    • There were 3,916 events (in 3,050 patients) of infections and infestations reported
    • There were 1,535 infections (in 1,227 patients) that were classified as serious
    • No new findings related to the type or pattern of SIs were identified
    • In these post-marketing case reports, the most commonly reported SIs by preferred terms were UTI and pneumonia, which is in line with clinical trial data
    • 35 events had a fatal outcome, corresponding to a rate (95% CI) of 0.04 (0.03, 0.06) per 100 PY. The background rate of fatal SI seen in The Department of Veterans Affairs study was 0.12 (0.08, 0.17) per 100 PY in patients with MS compared with 0.05 (0.03, 0.06) per 100 PY in patients without MS2†
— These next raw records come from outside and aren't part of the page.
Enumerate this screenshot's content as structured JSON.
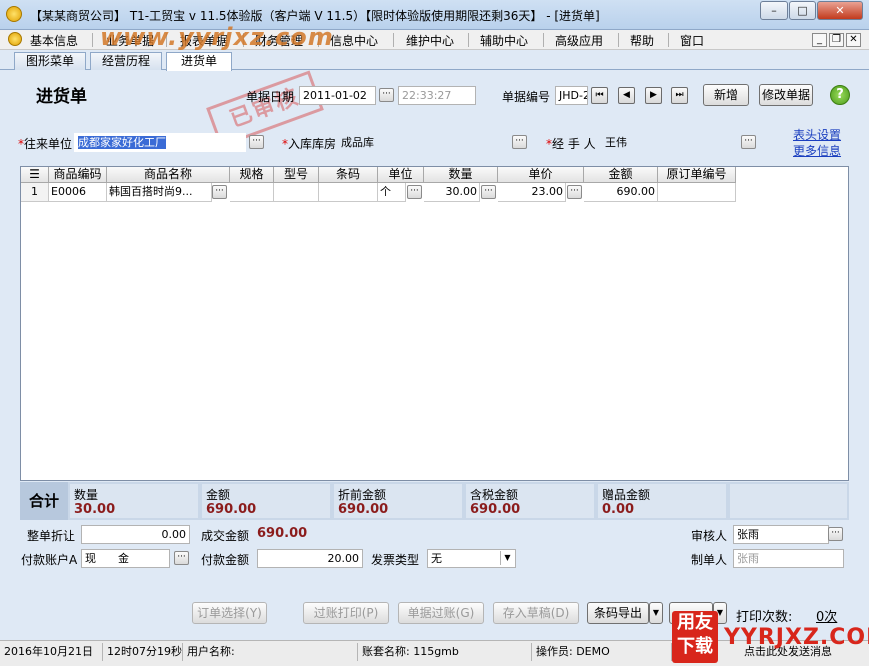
{
  "window": {
    "title": "【某某商贸公司】 T1-工贸宝 v 11.5体验版（客户端 V 11.5）【限时体验版使用期限还剩36天】 - [进货单]",
    "minimize_glyph": "–",
    "maximize_glyph": "□",
    "close_glyph": "✕"
  },
  "watermark": "www.yyrjxz.com",
  "menu": {
    "items": [
      "基本信息",
      "业务单据",
      "报表单据",
      "财务管理",
      "信息中心",
      "维护中心",
      "辅助中心",
      "高级应用",
      "帮助",
      "窗口"
    ],
    "mdi_buttons": [
      "_",
      "❐",
      "✕"
    ]
  },
  "tabs": [
    "图形菜单",
    "经营历程",
    "进货单"
  ],
  "doc": {
    "title": "进货单",
    "stamp": "已审核",
    "date_label": "单据日期",
    "date_value": "2011-01-02",
    "time_value": "22:33:27",
    "number_label": "单据编号",
    "number_value": "JHD-2",
    "add_button": "新增",
    "edit_button": "修改单据",
    "help_glyph": "?"
  },
  "fields": {
    "partner_label": "往来单位",
    "partner_value": "成都家家好化工厂",
    "warehouse_label": "入库库房",
    "warehouse_value": "成品库",
    "handler_label": "经 手 人",
    "handler_value": "王伟",
    "header_settings_link": "表头设置",
    "more_info_link": "更多信息"
  },
  "table": {
    "columns": [
      "商品编码",
      "商品名称",
      "规格",
      "型号",
      "条码",
      "单位",
      "数量",
      "单价",
      "金额",
      "原订单编号"
    ],
    "rows": [
      {
        "index": "1",
        "code": "E0006",
        "name": "韩国百搭时尚9...",
        "spec": "",
        "model": "",
        "barcode": "",
        "unit": "个",
        "qty": "30.00",
        "price": "23.00",
        "amount": "690.00",
        "order_no": ""
      }
    ]
  },
  "totals": {
    "heading": "合计",
    "qty_label": "数量",
    "qty_value": "30.00",
    "amount_label": "金额",
    "amount_value": "690.00",
    "pre_discount_label": "折前金额",
    "pre_discount_value": "690.00",
    "tax_incl_label": "含税金额",
    "tax_incl_value": "690.00",
    "gift_label": "赠品金额",
    "gift_value": "0.00"
  },
  "footer_form": {
    "discount_label": "整单折让",
    "discount_value": "0.00",
    "deal_amount_label": "成交金额",
    "deal_amount_value": "690.00",
    "reviewer_label": "审核人",
    "reviewer_value": "张雨",
    "payment_account_label": "付款账户A",
    "payment_account_value": "现　　金",
    "payment_amount_label": "付款金额",
    "payment_amount_value": "20.00",
    "invoice_type_label": "发票类型",
    "invoice_type_value": "无",
    "maker_label": "制单人",
    "maker_value": "张雨"
  },
  "actions": {
    "order_select": "订单选择(Y)",
    "post_print": "过账打印(P)",
    "post": "单据过账(G)",
    "save_draft": "存入草稿(D)",
    "barcode_export": "条码导出",
    "print_count_label": "打印次数:",
    "print_count_value": "0次"
  },
  "status": {
    "date": "2016年10月21日",
    "time": "12时07分19秒",
    "user_label": "用户名称:",
    "account_label": "账套名称: 115gmb",
    "operator_label": "操作员: DEMO",
    "extra": "点击此处发送消息"
  },
  "logo": {
    "badge": "用友下载",
    "text": "YYRJXZ.COM"
  },
  "colors": {
    "titlebar": "#c4d8ee",
    "totals_value": "#8b1c1c",
    "required_mark": "#dd0000",
    "link": "#1b3fbf",
    "logo_red": "#d8261b"
  }
}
Prescribing information

Indications vary in different countries. The local prescribing information from your country is the primary source of information on the known and potential risks associated with ocrelizumab.

*There are well-recognised limitations that should be considered when interpreting spontaneous post-marketing safety reports, including events may not be causally related to drug exposure; in the real-world setting, events are frequently confounded by factors such as multiple drug use and the presence of pre-existing comorbidities; reporting bias may exist for more significant outcomes, which may result in an over representation of the more serious outcomes; and reporting rates can be stimulated by external factors such as press reports.

The incidence rates of SI are derived from varied sources, and intended to provide context. Confounding factors that may influence incidence rates have not been accounted for, and therefore, no direct comparisons should be made. Such factors may include, but are not limited to, type of MS, disease duration, risk factors, geographical region, population size, drug exposure, comorbid conditions, treatment history, and duration of follow-up.

The causes of infections are recorded as reported to the company; while the company follows up on all reports to identify the cause, an exact diagnosis is not always possible. Some of the investigations remain ongoing and, therefore, the information may be subject to change.

AE, adverse event; DBP, double-blind period; CI, confidence interval; DMT, disease-modifying treatment; HR, hazard ratio; IFN, interferon; Ig, immunoglobulin; LTE, long-term extension; LLN, lower limit of normal; MedDRA, Medical Dictionary for Regulatory Activities; MS, multiple sclerosis; OCR, ocrelizumab; OLE, open-label extension; PBO, placebo; PML, progressive multifocal leukoencephalopathy; PPMS, primary progressive multiple sclerosis; PY, patient-year; RMS, relapsing multiple sclerosis; SI, serious infection; SOC, system organ class; UTI, urinary tract infection.

References
 
  1. Wijnands JMA, et al. Mult Scler 2017;23:1506–1516;
  2. Nelson RE, et al. Int J MS Care 2015;17:221–230;
  3. Wijnands JMA, et al. J Neurol Neurosurg Psychiatry 2018;89:1050–1056;
  4. Roche data on file;
  5. Hauser SL, et al. Presented at ECTRIMS 2019 (P648);
  6. Derfuss T, et al. Presented at ECTRIMS 2019 (Presentation 65)